**TASK DESCRIPTION:**
Whenever a line in the material below contains "JSON", copy that line.

**RECORDS FOR THIS TASK:**
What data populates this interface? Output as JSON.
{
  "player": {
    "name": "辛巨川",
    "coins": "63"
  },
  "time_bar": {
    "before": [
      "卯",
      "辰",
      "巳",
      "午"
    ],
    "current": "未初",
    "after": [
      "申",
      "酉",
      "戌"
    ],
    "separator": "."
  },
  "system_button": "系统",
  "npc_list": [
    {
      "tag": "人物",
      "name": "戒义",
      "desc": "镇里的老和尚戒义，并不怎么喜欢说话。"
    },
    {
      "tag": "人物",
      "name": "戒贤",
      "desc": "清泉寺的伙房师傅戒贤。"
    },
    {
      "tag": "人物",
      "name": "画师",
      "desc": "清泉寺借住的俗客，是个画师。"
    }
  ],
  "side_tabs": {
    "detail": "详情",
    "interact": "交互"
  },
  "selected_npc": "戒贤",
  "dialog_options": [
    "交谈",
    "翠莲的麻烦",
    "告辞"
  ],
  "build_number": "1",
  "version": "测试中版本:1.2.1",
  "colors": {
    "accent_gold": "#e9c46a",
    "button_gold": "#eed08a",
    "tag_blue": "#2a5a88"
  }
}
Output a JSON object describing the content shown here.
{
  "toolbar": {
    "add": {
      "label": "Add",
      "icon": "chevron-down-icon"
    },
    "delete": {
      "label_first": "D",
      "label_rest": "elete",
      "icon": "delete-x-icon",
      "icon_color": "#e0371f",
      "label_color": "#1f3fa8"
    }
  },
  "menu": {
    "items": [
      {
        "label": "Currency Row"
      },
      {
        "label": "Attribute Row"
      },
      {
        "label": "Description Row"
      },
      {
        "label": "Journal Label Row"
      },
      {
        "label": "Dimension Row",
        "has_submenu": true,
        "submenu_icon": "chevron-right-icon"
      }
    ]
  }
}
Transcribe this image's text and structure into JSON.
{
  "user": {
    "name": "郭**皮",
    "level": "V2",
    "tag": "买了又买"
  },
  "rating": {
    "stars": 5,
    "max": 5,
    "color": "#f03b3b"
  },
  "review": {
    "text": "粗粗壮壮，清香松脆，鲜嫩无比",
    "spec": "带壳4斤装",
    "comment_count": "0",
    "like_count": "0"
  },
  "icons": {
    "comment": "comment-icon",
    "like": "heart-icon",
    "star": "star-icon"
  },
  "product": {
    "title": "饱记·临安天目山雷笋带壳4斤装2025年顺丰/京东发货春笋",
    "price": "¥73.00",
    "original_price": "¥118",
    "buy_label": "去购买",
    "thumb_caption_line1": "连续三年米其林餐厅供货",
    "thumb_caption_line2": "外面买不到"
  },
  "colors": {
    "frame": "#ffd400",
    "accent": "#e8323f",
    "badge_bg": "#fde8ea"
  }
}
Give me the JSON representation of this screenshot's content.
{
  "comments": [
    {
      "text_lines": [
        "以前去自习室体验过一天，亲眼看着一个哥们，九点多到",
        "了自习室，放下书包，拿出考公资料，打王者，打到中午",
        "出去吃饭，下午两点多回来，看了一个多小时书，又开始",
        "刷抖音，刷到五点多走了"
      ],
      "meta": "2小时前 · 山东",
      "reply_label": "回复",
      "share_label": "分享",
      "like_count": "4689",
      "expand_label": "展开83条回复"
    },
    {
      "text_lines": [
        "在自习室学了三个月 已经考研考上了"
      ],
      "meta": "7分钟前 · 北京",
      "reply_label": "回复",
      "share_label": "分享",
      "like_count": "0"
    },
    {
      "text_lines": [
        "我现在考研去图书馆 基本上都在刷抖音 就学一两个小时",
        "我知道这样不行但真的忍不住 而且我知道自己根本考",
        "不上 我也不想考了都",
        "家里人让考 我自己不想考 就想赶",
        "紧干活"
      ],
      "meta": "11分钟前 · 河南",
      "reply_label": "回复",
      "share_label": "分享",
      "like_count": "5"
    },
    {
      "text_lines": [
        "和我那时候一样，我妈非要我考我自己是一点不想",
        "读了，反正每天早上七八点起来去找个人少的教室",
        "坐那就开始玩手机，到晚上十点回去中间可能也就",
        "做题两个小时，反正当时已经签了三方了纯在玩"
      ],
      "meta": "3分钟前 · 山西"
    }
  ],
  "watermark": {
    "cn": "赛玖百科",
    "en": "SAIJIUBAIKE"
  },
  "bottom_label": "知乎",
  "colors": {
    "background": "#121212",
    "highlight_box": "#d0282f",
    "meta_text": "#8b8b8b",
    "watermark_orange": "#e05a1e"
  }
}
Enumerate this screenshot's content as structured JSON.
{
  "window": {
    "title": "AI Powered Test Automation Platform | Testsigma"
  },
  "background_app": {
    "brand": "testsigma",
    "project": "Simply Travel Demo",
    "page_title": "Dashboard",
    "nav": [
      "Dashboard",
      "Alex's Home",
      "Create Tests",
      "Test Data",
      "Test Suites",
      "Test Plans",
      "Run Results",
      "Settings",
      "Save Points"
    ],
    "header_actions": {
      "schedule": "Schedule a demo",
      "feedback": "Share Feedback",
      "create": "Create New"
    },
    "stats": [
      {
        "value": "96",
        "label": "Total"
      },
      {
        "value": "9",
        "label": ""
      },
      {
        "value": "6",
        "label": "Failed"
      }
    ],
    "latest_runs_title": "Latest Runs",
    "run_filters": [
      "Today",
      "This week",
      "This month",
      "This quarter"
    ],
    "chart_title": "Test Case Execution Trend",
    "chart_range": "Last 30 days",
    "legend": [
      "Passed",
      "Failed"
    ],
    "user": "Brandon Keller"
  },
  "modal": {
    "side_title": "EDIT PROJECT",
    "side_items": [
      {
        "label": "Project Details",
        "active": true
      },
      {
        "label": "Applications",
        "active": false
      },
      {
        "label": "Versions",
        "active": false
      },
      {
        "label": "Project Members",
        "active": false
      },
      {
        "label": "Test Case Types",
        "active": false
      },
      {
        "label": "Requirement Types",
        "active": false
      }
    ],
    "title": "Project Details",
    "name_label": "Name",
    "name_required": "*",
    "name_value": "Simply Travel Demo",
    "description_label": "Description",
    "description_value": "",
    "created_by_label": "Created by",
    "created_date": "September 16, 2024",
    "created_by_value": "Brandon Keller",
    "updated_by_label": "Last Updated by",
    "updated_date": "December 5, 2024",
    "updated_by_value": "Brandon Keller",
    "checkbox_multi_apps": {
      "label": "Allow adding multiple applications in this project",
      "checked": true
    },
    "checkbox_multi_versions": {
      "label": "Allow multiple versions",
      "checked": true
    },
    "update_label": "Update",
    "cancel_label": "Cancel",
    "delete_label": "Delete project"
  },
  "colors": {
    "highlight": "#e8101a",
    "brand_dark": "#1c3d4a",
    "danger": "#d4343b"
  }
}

**EXERCISE RESPONSE:**
What data populates this interface? Output as JSON.
Output a JSON object describing the content shown here.
Transcribe this image's text and structure into JSON.
Give me the JSON representation of this screenshot's content.
Enumerate this screenshot's content as structured JSON.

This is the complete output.